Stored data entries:
>>>>>
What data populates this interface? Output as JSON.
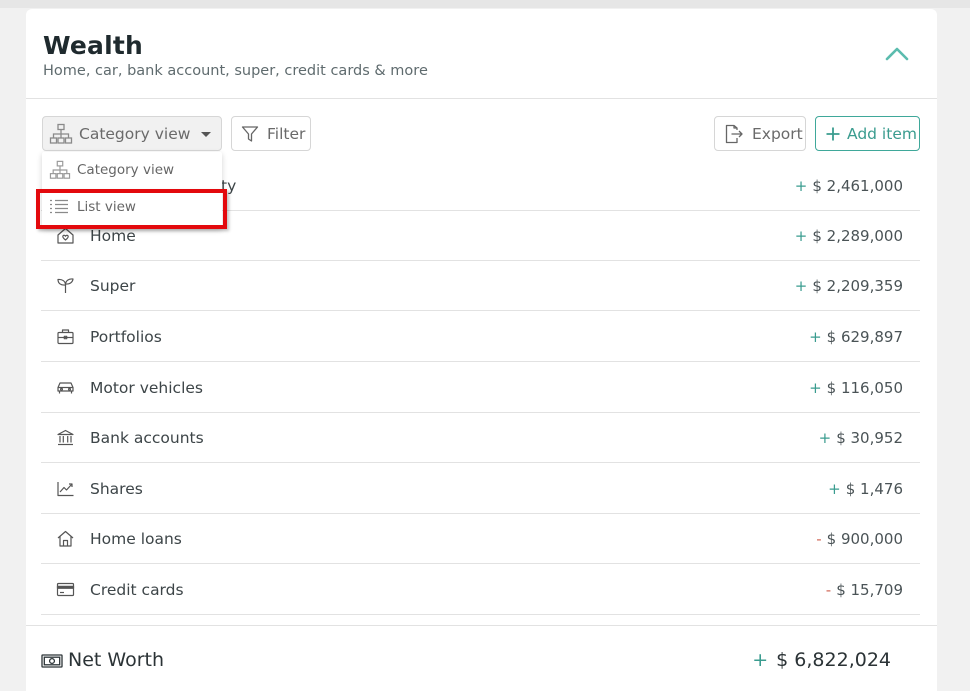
{
  "header": {
    "title": "Wealth",
    "subtitle": "Home, car, bank account, super, credit cards & more"
  },
  "toolbar": {
    "view_select_label": "Category view",
    "filter_label": "Filter",
    "export_label": "Export",
    "add_label": "Add item"
  },
  "view_menu": {
    "items": [
      {
        "label": "Category view",
        "icon": "hierarchy-icon"
      },
      {
        "label": "List view",
        "icon": "list-icon",
        "highlighted": true
      }
    ]
  },
  "rows": [
    {
      "label": "ty",
      "sign": "+",
      "value": "$ 2,461,000"
    },
    {
      "label": "Home",
      "icon": "home-heart-icon",
      "sign": "+",
      "value": "$ 2,289,000"
    },
    {
      "label": "Super",
      "icon": "sprout-icon",
      "sign": "+",
      "value": "$ 2,209,359"
    },
    {
      "label": "Portfolios",
      "icon": "briefcase-icon",
      "sign": "+",
      "value": "$ 629,897"
    },
    {
      "label": "Motor vehicles",
      "icon": "car-icon",
      "sign": "+",
      "value": "$ 116,050"
    },
    {
      "label": "Bank accounts",
      "icon": "bank-icon",
      "sign": "+",
      "value": "$ 30,952"
    },
    {
      "label": "Shares",
      "icon": "chart-icon",
      "sign": "+",
      "value": "$ 1,476"
    },
    {
      "label": "Home loans",
      "icon": "house-icon",
      "sign": "-",
      "value": "$ 900,000"
    },
    {
      "label": "Credit cards",
      "icon": "credit-card-icon",
      "sign": "-",
      "value": "$ 15,709"
    }
  ],
  "net_worth": {
    "label": "Net Worth",
    "sign": "+",
    "value": "$ 6,822,024"
  },
  "colors": {
    "accent": "#3a9c8f",
    "negative": "#d26a5a",
    "highlight": "#e3090d"
  }
}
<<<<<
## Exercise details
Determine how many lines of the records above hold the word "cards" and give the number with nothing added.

## Solved exercise
2